- Being energy efficient is in the DNA of European entrepreneurs. Industry has been at the forefront of efforts in the EU to enhance energy efficiency. To continue on this path, it requires a well-designed and coherent policy, which incentivises cost-effective actions.
- The overall level of ambition for energy efficiency should remain consistent with the post-2020 energy and climate framework agreed by EU leaders in 2014 and confirmed this year.
- Further progress must be achieved at the lowest cost. Therefore, it is important to look into sectors which have the most cost-effective efficiency gains, such as the building sector, in particular the existing buildings stock.
- Industry should not be covered by an absolute reduction target of energy consumption. This would give the wrong incentive to ‘produce less’ rather than ‘be more efficient’.
- First experiences from implementation of the energy efficiency directive show that some improvements are possible. In particular, under Article 7 more flexibility to choose the right instrument at national level will guarantee the most efficient solution, as well as the energy audits (Article 8) to be improved by reducing administrative burden and harmonising definitions.
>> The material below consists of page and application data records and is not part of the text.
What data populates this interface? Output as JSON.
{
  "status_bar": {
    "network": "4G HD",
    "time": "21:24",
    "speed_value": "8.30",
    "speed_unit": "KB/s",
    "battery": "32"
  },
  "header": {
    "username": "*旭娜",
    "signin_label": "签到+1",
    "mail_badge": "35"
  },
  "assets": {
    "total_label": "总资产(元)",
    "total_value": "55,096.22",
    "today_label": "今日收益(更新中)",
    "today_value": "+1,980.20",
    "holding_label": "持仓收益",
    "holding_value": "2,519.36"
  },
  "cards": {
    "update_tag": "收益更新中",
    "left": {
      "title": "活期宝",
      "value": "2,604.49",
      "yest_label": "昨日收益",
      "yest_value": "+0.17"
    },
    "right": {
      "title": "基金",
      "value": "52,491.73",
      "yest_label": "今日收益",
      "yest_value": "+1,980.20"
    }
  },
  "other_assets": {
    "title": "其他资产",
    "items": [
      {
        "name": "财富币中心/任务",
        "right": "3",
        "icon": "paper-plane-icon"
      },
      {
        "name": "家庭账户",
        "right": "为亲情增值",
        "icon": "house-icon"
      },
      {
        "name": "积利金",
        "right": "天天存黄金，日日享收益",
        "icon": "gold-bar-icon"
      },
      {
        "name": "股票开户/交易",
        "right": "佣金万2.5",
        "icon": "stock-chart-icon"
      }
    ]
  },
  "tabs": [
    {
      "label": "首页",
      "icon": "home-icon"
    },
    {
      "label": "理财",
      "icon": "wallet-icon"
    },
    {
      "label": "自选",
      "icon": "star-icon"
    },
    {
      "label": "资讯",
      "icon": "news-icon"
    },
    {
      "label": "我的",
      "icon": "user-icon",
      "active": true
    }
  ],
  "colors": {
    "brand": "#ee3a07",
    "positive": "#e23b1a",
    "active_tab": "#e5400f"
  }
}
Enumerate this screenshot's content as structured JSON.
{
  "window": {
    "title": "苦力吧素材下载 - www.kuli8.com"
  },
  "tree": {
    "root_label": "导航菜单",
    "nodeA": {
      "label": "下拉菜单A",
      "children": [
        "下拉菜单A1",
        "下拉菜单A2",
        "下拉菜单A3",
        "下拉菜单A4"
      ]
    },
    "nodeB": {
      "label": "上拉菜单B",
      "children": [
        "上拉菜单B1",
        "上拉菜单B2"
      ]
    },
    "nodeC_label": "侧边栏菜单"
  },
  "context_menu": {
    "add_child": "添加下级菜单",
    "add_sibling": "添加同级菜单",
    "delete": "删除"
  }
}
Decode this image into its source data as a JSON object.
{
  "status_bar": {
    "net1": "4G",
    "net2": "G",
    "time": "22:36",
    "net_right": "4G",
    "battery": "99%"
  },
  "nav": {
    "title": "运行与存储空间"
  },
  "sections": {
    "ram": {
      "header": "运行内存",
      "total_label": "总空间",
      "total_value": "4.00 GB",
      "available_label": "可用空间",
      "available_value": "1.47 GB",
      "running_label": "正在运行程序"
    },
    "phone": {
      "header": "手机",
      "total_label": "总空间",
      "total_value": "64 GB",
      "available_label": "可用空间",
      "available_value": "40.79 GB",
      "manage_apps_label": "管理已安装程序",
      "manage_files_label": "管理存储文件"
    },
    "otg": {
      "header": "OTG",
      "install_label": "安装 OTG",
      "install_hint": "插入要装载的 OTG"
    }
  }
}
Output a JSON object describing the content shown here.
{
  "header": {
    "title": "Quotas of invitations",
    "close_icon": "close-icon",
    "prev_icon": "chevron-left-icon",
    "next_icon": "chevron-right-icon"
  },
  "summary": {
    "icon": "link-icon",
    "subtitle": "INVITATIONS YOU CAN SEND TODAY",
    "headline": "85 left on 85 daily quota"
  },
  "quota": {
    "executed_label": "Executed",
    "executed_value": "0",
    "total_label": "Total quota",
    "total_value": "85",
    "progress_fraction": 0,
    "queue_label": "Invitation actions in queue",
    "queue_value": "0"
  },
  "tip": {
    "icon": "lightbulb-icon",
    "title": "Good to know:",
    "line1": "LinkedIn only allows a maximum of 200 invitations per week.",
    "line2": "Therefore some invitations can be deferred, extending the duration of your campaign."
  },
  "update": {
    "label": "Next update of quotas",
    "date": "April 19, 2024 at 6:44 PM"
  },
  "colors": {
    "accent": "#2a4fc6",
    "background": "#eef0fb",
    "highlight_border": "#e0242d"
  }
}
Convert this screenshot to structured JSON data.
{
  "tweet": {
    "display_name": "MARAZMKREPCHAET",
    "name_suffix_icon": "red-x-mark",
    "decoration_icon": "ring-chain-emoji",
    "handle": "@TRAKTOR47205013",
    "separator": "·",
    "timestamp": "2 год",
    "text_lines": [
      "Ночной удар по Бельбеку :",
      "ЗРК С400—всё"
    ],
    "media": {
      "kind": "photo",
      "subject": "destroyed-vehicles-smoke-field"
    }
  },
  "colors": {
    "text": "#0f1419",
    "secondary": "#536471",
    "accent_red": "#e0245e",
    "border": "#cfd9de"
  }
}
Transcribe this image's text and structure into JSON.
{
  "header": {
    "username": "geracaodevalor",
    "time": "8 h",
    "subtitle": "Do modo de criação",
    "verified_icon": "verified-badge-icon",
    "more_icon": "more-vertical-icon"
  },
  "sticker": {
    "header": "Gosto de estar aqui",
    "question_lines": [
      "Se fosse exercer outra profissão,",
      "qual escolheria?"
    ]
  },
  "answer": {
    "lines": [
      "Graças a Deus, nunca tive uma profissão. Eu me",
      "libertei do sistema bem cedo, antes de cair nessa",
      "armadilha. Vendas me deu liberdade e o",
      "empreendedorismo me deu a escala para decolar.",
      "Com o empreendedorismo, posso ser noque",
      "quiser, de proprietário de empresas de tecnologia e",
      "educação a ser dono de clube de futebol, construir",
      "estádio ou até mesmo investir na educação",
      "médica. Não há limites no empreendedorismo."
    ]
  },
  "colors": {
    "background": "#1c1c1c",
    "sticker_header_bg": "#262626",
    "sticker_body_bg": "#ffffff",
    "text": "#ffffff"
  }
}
- The financing of energy efficiency needs to be scaled up. In order to have the largest impact, financing schemes should respect some basic principles and rules.